Pickled Pork:

  • 2 cups water
  • 1 cup apple cider vinegar
  • 1/4 cup kosher salt
  • 6 cloves garlic, peeled and crushed
  • 2 tablespoons sugar
  • 2 tablespoons yellow mustard seed
  • 2 tablespoons hot sauce
  • 1 tablespoon celery seed
  • 1 bay leaf
  • 1/4 teaspoon whole black peppercorns
  • 8 ounces ice
  • 1 1/2 pounds fresh boneless pork butt, cut into 2-inch cubes
Combine all of the ingredients except the ice and the pork in a 2-quart non-reactive saucepan, set over high heat and bring to a boil. Reduce the heat and maintain a simmer for 3 minutes. Remove from the heat, add the ice and stir. Place the pork into a 1-gallon zip top bag and add the cooled pickling liquid. Remove as much air as possible; seal the bag and place in the refrigerator for at least 3 days, turning the bag occasionally.

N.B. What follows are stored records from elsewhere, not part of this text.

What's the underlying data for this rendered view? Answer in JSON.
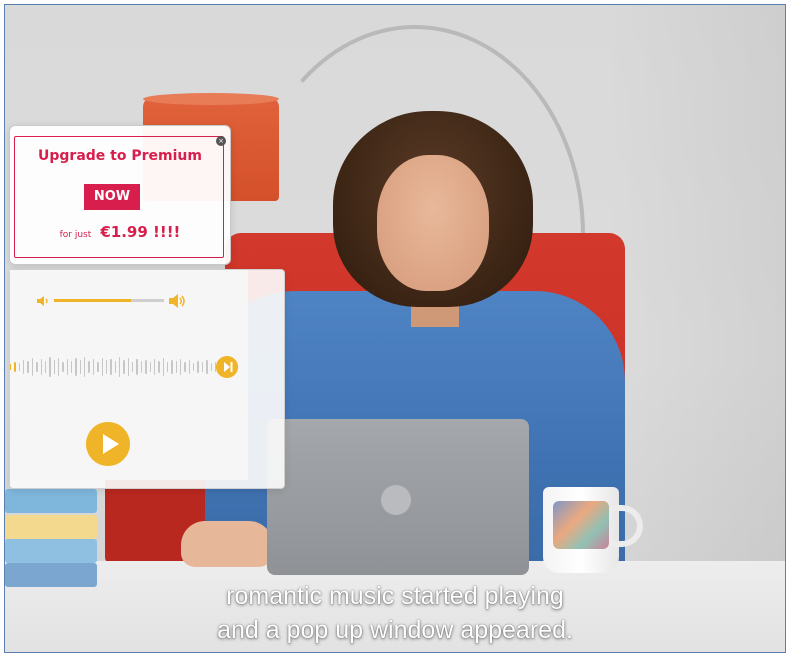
{
  "premium_popup": {
    "title": "Upgrade to Premium",
    "badge": "NOW",
    "price_prefix": "for just",
    "price": "€1.99 !!!!"
  },
  "player": {
    "volume": 0.7,
    "progress": 0.05
  },
  "subtitles": {
    "line1": "romantic music started playing",
    "line2": "and a pop up window appeared."
  },
  "colors": {
    "accent_red": "#d71e4c",
    "accent_yellow": "#f0b429",
    "shirt_blue": "#4f84c4",
    "sofa_red": "#c52d23"
  },
  "icons": {
    "close": "close-icon",
    "volume_low": "volume-low-icon",
    "volume_high": "volume-high-icon",
    "skip": "skip-forward-icon",
    "play": "play-icon"
  }
}
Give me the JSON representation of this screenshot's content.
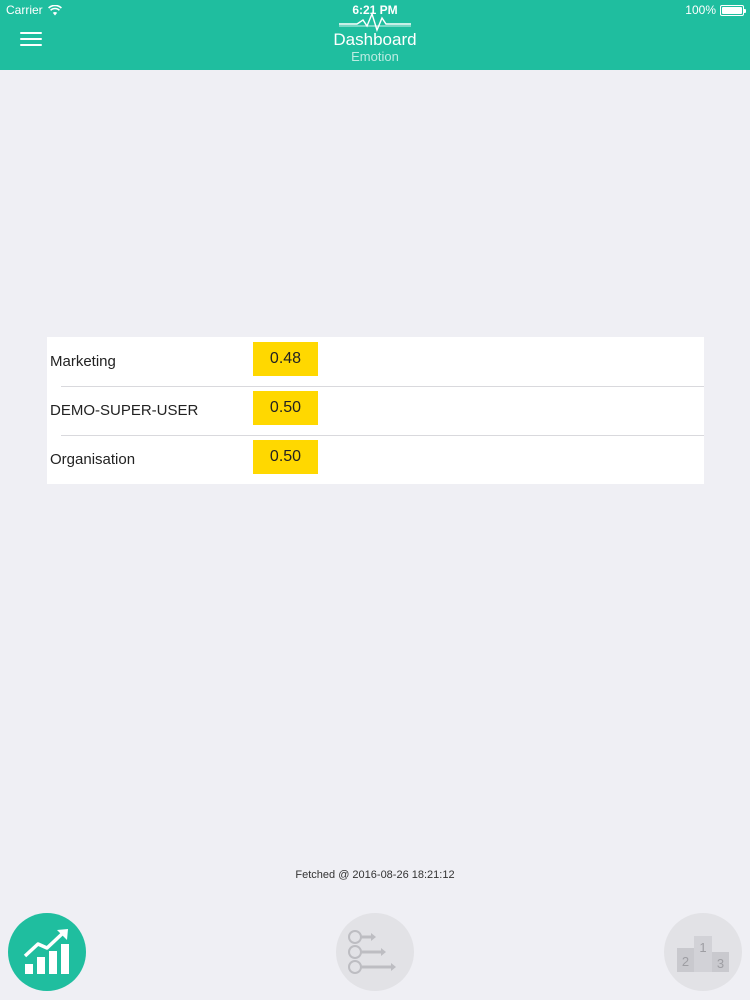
{
  "status_bar": {
    "carrier": "Carrier",
    "time": "6:21 PM",
    "battery": "100%"
  },
  "nav": {
    "title": "Dashboard",
    "subtitle": "Emotion"
  },
  "scores": [
    {
      "label": "Marketing",
      "value": "0.48"
    },
    {
      "label": "DEMO-SUPER-USER",
      "value": "0.50"
    },
    {
      "label": "Organisation",
      "value": "0.50"
    }
  ],
  "footer": {
    "fetched": "Fetched @ 2016-08-26 18:21:12"
  },
  "tabs": {
    "podium_labels": [
      "2",
      "1",
      "3"
    ]
  },
  "colors": {
    "brand": "#1fbe9f",
    "badge": "#ffd800",
    "background": "#efeff4",
    "inactive_tab": "#e2e2e6"
  },
  "icons": [
    "wifi-icon",
    "battery-icon",
    "menu-icon",
    "pulse-logo-icon",
    "trend-chart-icon",
    "ranked-list-icon",
    "podium-icon"
  ]
}
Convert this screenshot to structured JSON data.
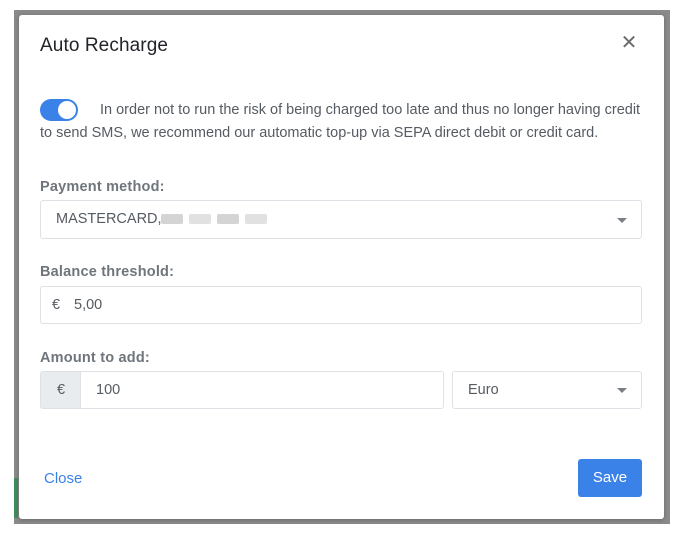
{
  "modal": {
    "title": "Auto Recharge",
    "close_icon": "close-icon",
    "info_text": "In order not to run the risk of being charged too late and thus no longer having credit to send SMS, we recommend our automatic top-up via SEPA direct debit or credit card.",
    "auto_recharge_enabled": true
  },
  "payment_method": {
    "label": "Payment method:",
    "value": "MASTERCARD,"
  },
  "balance_threshold": {
    "label": "Balance threshold:",
    "prefix": "€",
    "value": "5,00"
  },
  "amount_to_add": {
    "label": "Amount to add:",
    "prefix": "€",
    "value": "100",
    "currency": "Euro"
  },
  "footer": {
    "close_label": "Close",
    "save_label": "Save"
  },
  "colors": {
    "accent": "#3b82e8",
    "label": "#6f757c",
    "text": "#555b62"
  }
}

Use within 2 weeks or remove from the pork from the brine and freeze.
Yield: about 1 1/2 pounds

Tuesday, January 12, 2010

Dessert sandwich

I don't buy bread that often because I end up throwing half the loaf away because I never eat it on a regular basis.  I'll get in the mood for a sandwich, go buy all the stuff, lunchmeat, veggies, etc., and make one or two sandwiches and end up tossing stuff.

So the other day I was flipping through Shape or Women's Health or Fitness and they had a great pre-post workout snack, a slice of whole wheat bread with peanut butter and sliced banana.

Hmmm...that sounded good, so after my workout I opened up the loaf of Pepperidge Farm Honey Flax bread I bought a week ago (yeah, it took a week to even open the loaf), but decided to improve on the tastiness (not necessarily the healthy part though) and wow, if you are craving sweets with a wicked case of PMS or just want to really indulge, try this.

  • 2 slices bread (any kind you like, I used the honey flax)
  • 1 TB peanut butter
  • 1 TB Nutella
  • sliced banana
  • handful of mini marshmallows
Spread peanut butter on one slice of bread, Nutella on the other, throw the bananas and marshmallows in and you've got yourself a crazy good (but not so good for you) sandwich.  But really, 1 TB of Nutella is like 100 calories, yeah it's got sugar, etc., but who doesn't love hazelnut?!

Sunday, January 3, 2010

I holla for Challah

So, I was all set to make the Anadama bread today from the BBA, but to my surprise, that's a 2 day I started sorting through the book, and, aha!  Challah!

I really need to buy instant yeast, which I could never find at the store, until I recently read online that it's the same as rapid rise yeast (someone correct me if I'm wrong), so I'll buy some when I go to the store tomorrow because this book calls for instant yeast in every recipe and my yeast just didn't do a good job of rising today.

No matter, the bread was pretty simple to make, although I messed up the braiding somehow, but I have a feeling it will make some amazing french toast!

Awesome site

So I have a problem...I love cooking, and when I find a recipe I think I'd like, I can't wait to try it.  My only issue is that most recipes serve 4 people (or 6 or 8, etc) and me, I don't like leftovers all that much, and since it's just me 98% of the time, well, you can see my dilemma.

I just stumbled across this awesome site from Fruit From Washington, it's a recipe ingredient conversion calculator.  What is especially nice about this one is you input the original recipe/measurements and select the new number of servings and it calculates everything for you.  Super convenient!  I just used it to make shrimp newburg and it seems like everything was okay!